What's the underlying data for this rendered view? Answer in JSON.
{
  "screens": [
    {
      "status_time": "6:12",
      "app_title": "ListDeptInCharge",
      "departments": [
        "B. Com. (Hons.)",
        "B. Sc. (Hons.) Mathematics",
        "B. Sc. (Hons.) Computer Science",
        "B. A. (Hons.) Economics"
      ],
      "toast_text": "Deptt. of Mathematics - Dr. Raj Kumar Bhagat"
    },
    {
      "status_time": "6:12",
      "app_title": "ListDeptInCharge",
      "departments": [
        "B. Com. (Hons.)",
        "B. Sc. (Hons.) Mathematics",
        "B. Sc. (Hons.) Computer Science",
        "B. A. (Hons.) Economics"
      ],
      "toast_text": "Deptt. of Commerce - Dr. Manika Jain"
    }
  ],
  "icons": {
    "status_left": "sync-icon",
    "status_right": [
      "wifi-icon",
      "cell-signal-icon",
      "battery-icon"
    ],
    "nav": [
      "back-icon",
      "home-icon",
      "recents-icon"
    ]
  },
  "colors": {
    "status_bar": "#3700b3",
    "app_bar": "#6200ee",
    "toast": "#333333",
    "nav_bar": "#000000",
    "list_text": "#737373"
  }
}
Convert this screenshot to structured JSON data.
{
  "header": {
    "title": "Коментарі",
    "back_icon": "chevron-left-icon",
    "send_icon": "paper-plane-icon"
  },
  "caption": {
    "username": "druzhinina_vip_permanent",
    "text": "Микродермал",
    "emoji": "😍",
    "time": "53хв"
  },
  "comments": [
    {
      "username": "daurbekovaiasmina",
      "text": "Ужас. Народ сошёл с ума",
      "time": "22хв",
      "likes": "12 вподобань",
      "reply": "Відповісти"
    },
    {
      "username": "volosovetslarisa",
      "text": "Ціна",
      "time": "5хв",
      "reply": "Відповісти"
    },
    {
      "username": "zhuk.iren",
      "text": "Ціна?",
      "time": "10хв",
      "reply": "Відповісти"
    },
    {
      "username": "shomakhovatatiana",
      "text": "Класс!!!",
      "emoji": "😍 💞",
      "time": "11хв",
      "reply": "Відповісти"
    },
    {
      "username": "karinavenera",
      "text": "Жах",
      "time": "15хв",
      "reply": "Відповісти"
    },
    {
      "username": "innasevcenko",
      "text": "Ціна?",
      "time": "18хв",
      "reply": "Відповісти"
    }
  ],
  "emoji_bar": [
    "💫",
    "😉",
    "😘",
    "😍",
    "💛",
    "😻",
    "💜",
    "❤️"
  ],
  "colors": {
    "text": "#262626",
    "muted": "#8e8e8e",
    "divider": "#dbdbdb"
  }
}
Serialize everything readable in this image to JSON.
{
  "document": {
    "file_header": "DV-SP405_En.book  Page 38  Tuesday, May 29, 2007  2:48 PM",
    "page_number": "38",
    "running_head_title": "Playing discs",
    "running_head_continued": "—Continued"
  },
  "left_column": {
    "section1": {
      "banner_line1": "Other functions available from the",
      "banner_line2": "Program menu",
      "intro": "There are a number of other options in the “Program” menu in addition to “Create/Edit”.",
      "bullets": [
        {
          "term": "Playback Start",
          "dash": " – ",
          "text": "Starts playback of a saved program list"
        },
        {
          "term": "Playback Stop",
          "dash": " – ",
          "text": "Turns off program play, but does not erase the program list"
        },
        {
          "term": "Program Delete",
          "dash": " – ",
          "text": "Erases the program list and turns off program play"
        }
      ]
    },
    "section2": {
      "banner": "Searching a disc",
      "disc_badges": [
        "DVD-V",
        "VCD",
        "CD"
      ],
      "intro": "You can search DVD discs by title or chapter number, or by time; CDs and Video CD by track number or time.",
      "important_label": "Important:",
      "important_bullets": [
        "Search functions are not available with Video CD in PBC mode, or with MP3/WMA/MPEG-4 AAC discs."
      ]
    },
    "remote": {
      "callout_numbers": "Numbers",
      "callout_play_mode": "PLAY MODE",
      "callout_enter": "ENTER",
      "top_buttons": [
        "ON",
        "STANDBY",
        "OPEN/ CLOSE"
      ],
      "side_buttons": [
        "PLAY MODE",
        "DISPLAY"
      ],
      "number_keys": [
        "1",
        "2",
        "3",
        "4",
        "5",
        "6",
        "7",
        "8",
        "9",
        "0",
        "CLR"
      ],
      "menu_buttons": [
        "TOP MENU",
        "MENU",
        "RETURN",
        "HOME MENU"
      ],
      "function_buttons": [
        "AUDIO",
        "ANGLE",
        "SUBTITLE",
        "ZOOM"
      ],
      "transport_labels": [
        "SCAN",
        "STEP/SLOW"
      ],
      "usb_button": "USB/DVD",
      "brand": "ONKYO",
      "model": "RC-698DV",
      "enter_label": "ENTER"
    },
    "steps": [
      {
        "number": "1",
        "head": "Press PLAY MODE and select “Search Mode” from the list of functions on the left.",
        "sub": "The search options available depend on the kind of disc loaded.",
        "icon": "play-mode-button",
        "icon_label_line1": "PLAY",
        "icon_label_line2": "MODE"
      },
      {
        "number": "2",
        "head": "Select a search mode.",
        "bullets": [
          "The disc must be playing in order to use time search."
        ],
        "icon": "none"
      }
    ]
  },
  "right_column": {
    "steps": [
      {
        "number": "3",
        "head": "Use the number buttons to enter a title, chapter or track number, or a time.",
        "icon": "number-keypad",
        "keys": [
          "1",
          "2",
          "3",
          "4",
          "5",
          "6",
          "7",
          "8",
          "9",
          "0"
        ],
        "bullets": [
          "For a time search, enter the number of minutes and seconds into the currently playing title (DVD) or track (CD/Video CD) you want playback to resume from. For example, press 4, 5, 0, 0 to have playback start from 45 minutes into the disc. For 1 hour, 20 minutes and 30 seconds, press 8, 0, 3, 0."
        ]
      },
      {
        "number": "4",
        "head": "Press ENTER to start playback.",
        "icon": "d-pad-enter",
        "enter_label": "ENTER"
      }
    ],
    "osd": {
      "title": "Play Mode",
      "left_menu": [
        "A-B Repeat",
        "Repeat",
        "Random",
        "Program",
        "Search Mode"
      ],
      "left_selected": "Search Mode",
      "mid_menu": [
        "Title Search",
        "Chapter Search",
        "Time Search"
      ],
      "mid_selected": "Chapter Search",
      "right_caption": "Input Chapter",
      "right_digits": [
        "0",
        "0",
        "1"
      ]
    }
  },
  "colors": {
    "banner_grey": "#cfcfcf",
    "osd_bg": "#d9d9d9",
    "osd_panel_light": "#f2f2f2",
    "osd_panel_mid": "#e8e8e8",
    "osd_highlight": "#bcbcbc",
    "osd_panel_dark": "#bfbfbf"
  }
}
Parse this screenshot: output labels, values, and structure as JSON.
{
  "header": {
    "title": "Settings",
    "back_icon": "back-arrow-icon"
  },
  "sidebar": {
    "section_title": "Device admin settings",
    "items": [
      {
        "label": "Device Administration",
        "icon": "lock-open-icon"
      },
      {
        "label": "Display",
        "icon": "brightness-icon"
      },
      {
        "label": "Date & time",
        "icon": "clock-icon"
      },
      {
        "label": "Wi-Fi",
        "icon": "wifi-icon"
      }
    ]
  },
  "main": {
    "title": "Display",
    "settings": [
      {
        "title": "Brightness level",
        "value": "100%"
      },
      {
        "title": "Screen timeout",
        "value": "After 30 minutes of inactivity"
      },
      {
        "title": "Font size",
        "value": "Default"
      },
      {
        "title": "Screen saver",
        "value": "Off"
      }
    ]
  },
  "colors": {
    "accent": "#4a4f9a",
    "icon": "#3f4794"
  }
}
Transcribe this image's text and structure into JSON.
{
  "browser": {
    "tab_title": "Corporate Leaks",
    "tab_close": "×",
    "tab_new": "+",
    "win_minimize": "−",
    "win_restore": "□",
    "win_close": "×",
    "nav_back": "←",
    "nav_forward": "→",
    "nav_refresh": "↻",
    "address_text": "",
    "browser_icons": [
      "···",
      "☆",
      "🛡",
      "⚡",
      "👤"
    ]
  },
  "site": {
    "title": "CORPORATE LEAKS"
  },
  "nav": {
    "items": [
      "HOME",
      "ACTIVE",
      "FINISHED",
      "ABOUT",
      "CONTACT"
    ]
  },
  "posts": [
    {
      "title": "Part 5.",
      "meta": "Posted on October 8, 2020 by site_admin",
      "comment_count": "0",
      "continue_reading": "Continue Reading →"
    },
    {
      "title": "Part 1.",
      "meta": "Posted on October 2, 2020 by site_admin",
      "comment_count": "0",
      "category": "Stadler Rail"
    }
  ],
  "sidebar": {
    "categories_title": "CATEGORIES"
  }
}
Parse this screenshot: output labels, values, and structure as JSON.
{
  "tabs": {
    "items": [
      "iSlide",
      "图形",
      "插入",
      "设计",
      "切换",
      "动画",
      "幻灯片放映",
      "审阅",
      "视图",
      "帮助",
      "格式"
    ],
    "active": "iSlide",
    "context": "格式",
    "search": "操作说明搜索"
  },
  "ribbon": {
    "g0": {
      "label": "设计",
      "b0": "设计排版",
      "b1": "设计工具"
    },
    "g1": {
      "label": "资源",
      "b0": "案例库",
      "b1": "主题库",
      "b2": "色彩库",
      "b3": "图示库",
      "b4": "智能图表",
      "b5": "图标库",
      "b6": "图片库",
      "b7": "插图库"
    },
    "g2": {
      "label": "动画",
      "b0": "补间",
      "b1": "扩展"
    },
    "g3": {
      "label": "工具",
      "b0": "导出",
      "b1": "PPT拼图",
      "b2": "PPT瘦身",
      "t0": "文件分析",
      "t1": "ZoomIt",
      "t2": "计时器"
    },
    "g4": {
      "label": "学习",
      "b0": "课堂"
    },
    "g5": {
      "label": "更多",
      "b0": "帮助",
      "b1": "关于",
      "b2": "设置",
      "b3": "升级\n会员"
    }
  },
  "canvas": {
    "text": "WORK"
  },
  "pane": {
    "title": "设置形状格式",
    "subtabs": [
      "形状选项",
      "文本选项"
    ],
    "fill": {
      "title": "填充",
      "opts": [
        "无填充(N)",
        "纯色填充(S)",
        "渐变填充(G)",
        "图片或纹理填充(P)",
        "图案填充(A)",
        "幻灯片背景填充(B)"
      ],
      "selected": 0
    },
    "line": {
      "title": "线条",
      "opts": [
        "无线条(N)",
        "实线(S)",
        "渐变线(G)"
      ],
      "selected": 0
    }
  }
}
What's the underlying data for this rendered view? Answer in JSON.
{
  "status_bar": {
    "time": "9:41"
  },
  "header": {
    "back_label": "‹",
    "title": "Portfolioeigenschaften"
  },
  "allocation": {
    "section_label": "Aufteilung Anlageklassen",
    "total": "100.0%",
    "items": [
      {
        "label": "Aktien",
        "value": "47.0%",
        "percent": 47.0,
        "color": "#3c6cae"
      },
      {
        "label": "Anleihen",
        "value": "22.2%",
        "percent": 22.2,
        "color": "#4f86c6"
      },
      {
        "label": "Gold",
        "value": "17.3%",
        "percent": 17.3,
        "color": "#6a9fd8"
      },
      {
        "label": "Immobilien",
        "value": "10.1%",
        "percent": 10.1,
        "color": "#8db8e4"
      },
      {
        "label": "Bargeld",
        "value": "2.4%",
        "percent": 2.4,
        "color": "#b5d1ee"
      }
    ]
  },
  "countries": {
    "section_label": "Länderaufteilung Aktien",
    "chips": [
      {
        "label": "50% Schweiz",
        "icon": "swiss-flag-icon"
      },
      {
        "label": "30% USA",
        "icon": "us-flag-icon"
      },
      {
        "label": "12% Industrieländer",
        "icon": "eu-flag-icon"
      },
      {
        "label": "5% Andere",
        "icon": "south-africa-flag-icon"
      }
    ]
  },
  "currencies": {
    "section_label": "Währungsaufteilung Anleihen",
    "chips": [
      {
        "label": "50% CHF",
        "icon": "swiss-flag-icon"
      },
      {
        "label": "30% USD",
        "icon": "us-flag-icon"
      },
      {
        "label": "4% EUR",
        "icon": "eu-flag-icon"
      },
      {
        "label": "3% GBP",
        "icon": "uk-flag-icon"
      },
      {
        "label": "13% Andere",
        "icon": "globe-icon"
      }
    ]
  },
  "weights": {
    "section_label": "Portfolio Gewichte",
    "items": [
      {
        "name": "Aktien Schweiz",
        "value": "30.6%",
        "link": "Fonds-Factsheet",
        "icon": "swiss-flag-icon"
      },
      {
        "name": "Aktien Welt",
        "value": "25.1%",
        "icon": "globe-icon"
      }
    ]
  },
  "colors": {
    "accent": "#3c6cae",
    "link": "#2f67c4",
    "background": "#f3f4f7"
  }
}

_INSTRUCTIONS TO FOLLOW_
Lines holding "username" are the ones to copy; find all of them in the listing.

_EXERCISE ANSWER_
    "username": "druzhinina_vip_permanent",
      "username": "daurbekovaiasmina",
      "username": "volosovetslarisa",
      "username": "zhuk.iren",
      "username": "shomakhovatatiana",
      "username": "karinavenera",
      "username": "innasevcenko",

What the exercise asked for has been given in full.